    by Man On Pink Corner ( 1089867 ) on Thursday March 05, 2009 @04:18PM (#27081787)

    UDF is an ISO/IEC standard, so the format itself is not patent encumbered.

    Um, that doesn't mean it's not patent encumbered. MP3 is patent-encumbered all to hell, and it's an ISO/IEC standard.

  • Re:Say It Ain't So (Score:3, Informative)

    by SanityInAnarchy ( 655584 ) <> on Thursday March 05, 2009 @05:42PM (#27082929) Journal

    Wrong. Linux is successful because it was there, at the right place, at the right time. HURD was decades from usability, though it still looked like it might be just around the corner. BSD was, according to another poster, involved in some sort of lawsuit with AT&T. Minix was simply copyrighted, with no right to redistribute.

    So your choice was, pretty much: Buy an 8086 and a copy of Minix, and then download a bunch of patches, install the Minix source code, apply the patches, recompile, and reinstall, and still not have quite the feature set Linux did, but don't you dare distribute your changes as anything other than a patch...

    Or save your money and buy a much faster 386, get a copy of Linux for free, and go play.

    Or go use DOS.

    As for the GPL vs BSD, I can tell you from experience that even the smallest of companies isn't going to be "caught" by the GPL and "forced" into anything. In fact, just the opposite -- we were using extjs, which was under a more liberal license. It was then switched to GPL -- and worse, the author tried to claim that the GPL also applied to the server it was connecting to.

    So our choice was to either at least GPL all our JavaScript, or buy a license. Or the third option: Say "fuck extjs" and switch to jQuery. It was painful, but in the end, we have something where we know the rug won't be pulled out from under us.

    And while I haven't contributed a lot back to jQuery, I have sent patches back to projects like Capistrano, Ruby on Rails, Castronaut, and other little libraries and tools. What you'll notice is, none of these are GPL -- they're almost universally MIT-licensed. In fact, given a GPL version and an MIT version, I'll usually try the MIT version first.

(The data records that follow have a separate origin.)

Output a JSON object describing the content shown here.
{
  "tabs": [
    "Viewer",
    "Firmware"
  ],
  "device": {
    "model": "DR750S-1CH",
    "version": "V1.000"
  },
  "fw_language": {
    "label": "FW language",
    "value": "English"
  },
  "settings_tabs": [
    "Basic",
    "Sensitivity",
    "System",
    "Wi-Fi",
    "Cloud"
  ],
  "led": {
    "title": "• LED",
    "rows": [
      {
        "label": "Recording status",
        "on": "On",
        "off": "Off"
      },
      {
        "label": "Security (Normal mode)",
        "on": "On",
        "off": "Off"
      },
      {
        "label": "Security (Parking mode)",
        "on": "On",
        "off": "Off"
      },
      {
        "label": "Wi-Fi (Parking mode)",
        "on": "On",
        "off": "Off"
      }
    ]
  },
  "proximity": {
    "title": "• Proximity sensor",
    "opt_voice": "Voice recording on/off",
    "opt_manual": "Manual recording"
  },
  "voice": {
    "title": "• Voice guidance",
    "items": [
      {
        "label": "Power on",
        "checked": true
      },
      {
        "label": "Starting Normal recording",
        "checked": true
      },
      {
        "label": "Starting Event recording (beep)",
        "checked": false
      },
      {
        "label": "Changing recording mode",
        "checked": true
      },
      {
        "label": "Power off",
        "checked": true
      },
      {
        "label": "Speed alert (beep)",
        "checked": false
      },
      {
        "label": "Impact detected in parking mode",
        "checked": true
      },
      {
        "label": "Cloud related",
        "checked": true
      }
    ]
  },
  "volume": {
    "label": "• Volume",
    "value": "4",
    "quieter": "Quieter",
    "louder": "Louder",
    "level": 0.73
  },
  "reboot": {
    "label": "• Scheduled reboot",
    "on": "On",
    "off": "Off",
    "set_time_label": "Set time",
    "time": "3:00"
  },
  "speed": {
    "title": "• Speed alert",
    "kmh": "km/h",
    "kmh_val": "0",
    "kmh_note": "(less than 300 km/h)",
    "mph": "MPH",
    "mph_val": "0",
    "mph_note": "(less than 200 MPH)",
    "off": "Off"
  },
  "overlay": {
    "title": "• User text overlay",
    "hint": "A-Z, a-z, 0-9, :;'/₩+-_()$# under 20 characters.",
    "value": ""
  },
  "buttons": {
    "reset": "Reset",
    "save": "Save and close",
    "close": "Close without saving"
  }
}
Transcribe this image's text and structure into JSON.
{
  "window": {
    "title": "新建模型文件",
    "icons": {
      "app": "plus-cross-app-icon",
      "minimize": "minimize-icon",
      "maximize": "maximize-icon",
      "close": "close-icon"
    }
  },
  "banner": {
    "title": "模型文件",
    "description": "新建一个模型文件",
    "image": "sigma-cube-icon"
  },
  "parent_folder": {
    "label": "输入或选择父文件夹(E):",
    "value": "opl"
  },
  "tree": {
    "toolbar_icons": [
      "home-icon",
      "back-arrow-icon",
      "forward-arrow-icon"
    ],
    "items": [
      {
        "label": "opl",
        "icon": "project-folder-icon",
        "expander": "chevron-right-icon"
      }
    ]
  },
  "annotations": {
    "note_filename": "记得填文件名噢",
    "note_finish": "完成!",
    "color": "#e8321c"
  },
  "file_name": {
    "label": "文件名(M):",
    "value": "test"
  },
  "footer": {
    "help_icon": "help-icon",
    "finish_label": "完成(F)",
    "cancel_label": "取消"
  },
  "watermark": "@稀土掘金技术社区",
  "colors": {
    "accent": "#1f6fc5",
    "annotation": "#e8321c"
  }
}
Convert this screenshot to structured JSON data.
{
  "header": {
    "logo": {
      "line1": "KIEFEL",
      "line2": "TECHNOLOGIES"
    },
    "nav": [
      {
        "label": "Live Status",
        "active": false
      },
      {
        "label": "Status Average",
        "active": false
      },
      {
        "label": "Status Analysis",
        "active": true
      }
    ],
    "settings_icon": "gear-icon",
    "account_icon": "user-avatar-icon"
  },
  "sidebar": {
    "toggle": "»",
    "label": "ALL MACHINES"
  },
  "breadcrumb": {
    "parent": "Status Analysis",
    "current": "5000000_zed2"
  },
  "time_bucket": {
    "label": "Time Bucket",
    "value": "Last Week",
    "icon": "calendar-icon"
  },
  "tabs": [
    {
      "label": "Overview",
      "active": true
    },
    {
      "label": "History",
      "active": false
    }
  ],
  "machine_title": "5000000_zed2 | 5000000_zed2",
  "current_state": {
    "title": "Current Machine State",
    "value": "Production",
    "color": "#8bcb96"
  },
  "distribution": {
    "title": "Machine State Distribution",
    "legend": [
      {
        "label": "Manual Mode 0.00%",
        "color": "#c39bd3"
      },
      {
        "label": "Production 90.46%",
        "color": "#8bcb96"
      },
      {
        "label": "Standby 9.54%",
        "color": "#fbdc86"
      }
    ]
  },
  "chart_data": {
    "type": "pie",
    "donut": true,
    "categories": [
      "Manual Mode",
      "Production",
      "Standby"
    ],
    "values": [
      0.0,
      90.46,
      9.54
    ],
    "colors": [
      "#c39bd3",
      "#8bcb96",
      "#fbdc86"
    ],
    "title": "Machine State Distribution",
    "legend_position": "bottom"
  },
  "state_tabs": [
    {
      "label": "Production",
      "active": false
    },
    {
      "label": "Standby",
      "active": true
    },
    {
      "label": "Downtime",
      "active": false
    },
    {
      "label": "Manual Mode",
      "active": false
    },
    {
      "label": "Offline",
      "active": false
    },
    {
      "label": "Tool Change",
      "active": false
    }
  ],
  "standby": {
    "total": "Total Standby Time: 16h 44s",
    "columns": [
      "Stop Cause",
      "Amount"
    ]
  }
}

    Which means GPL is actually a disadvantage, if you're looking for commercial support. Yes, I could keep all my improvements to myself. But if I avoid your software altogether because it's GPL'd, I may as well have -- you get exactly zero code back either way. If your software is MIT'd, maybe I keep some of my improvements to myself -- but it makes much more sense for me to send some back -- after all, it's really not cost-effective for me to be maintaining Capistrano at this point.

    And keep in mind -- this is mostly stuff that I'm being paid to do. If I'm just playing around in my spare time, or if it's a completely, physically separate project (Capistrano might be a good example) that never links against code we really care about, I have no problem using and contributing to GPL'd code.

    But when I'm writing a brand-new program, I like to have the option to license it however I want, from public domain to a corporate EULA. The LGPL mostly allows that, the GPL doesn't allow it at all.

  • by Anonymous Coward on Thursday March 05, 2009 @05:51PM (#27083073)

    TomTom do have a Windows Mobile port of TomTom Navigator. It is buggy as sin and semi-discontinued but it does exist. (TTN6 was dropped after mass-piracy... they did eventually make TTN7, but it bundles with devices and can't be purchased standalone)

    Having said that, IMHO a court case is just begging them to finally drop the Windows Mobile version once and for all.

  • Re:Say It Ain't So (Score:3, Informative)

    by Lennie ( 16154 ) on Thursday March 05, 2009 @06:01PM (#27083281)

    Euh... Nokia is/has released Symbian as open source. I think we can say Cell Phones is something which has been concurred. LCD-TV's is also a field where Linux is doing well: Sony, Mitsubishi, LG, etc. are selling TV's based on Linux. Most ISPs run their e-mail servers on Linux or BSD with open source POP- or IMAP- and SMTP-software. I could go on, but I do want a life. ;-)

Suburbia is where the developer bulldozes out the trees, then names the streets after them. -- Bill Vaughn